Gmail Promises of respecting users’ privacy online will remain what they are—hoax. Perhaps, the only way not to get fooled with these empty promises is not to have a presence on the internet. Time and time again Facebook and the likes failed to match words with actions—are we ever going to see an end to all these invasion on our collective privacy? Just when we thought that things could not get any worse, The Wall Street Journal reports that third-party apps through the permission granted by Gmail have access to read our mails.
Email access is made possible by settings that allows data companies and app developers view and see private details that include time stamps, addresses of recipient, and entire messages.
However, Google has told The Verge that it only “gives data to vetted third-party developers” and not without the explicit consent of the user. That said, the company added that not all third-party developers get access to Gmail, even though the exact number of rejected applications were not given.
In a statement made available to WSJ, Google said employees may also read emails mostly in situations where users granted them permission to do so. Other cases would be when a security situation arises such as when Google is investigating an abuse or a bug.
In other words, Google told WSJ that it accesses your Gmail in “very specific cases where you ask us to and give consent, or where we need to for security purposes, such as investigating a bug or abuse,”
So far there has not been any evidence of abuse of data in Gmail, and one would only hope things do not get to the point where these third-party developers would abuse the privilege that they have.
Still, the fact that persons other than the original owners of the accounts can read private emails could upset users around the world.

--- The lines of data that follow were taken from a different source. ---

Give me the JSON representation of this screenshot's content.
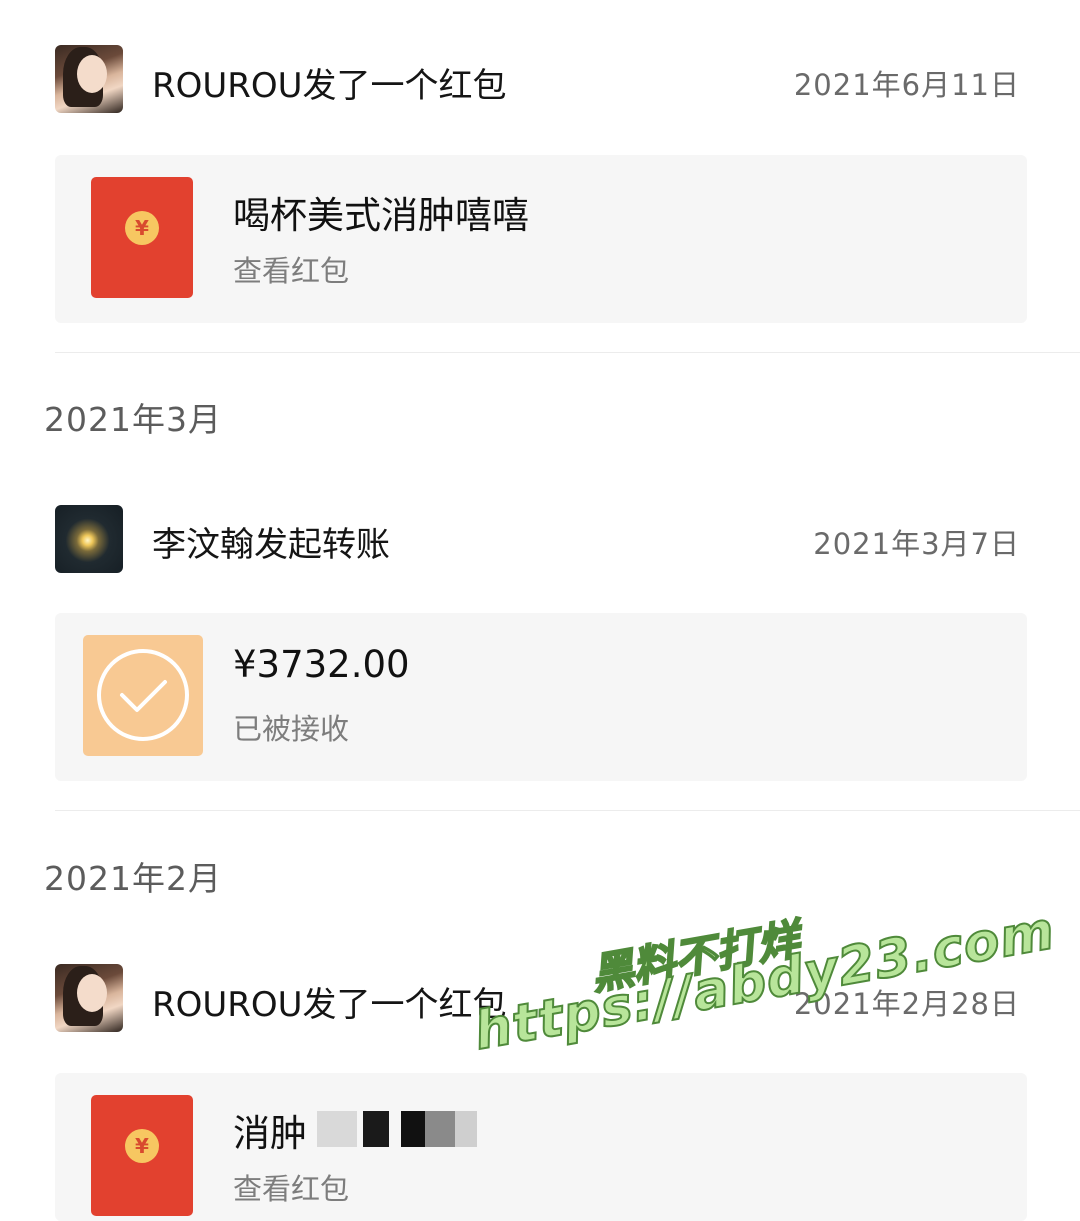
{
  "transactions": [
    {
      "sender": "ROUROU发了一个红包",
      "date": "2021年6月11日",
      "avatar": "female-portrait-avatar",
      "card_type": "red-packet",
      "card_title": "喝杯美式消肿嘻嘻",
      "card_subtitle": "查看红包"
    },
    {
      "sender": "李汶翰发起转账",
      "date": "2021年3月7日",
      "avatar": "night-sky-moon-avatar",
      "card_type": "transfer",
      "card_title": "¥3732.00",
      "card_subtitle": "已被接收"
    },
    {
      "sender": "ROUROU发了一个红包",
      "date": "2021年2月28日",
      "avatar": "female-portrait-avatar",
      "card_type": "red-packet",
      "card_title": "消肿",
      "card_subtitle": "查看红包"
    }
  ],
  "month_headers": [
    "2021年3月",
    "2021年2月"
  ],
  "red_packet_symbol": "¥",
  "watermark": {
    "line1": "黑料不打烊",
    "line2": "https://abdy23.com"
  },
  "colors": {
    "red_packet": "#e2412f",
    "coin": "#f7c761",
    "transfer_done": "#f8c993",
    "card_bg": "#f6f6f6"
  }
}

Perhaps, the way forward would be for Google to review its account permission process since it is almost impossible not to use your Gmail without granting access to some of these third-party apps.
You can decide on your own to bring an end to the access granted to these apps in your Gmail account by revoking the permission earlier given. Click here, follow the instruction on the page, and you won’t ever have to tell a story that touches the heart anytime in the future.
In May 2017, Google confirmed that a phishing attack was launched by hackers on Google Docs. In a tweet on its Google Docs Twitter page, the company said: “We are investigating a phishing email that appears as Google Docs. We encourage you to not click through & report as phishing within Gmail.”
It however, said in a follow-up tweet shortly after, that it had resolved the issue, but provided a link for anyone who feels or knows that his account has been compromised to visit and make necessary changes.
The tweet followed complaints from some users about receiving suspicious emails in their Gmail account. The malicious emails, according to Forbes, were sent from contacts, asking people [Gmail account users] to open a Google Doc. Anyone who falls for this, is immediately asked to give authorizations to a fake Google Docs app. Granting such authorization, will give the sender [hacker] the permission to read, send, delete and manage email, as well as manage contacts.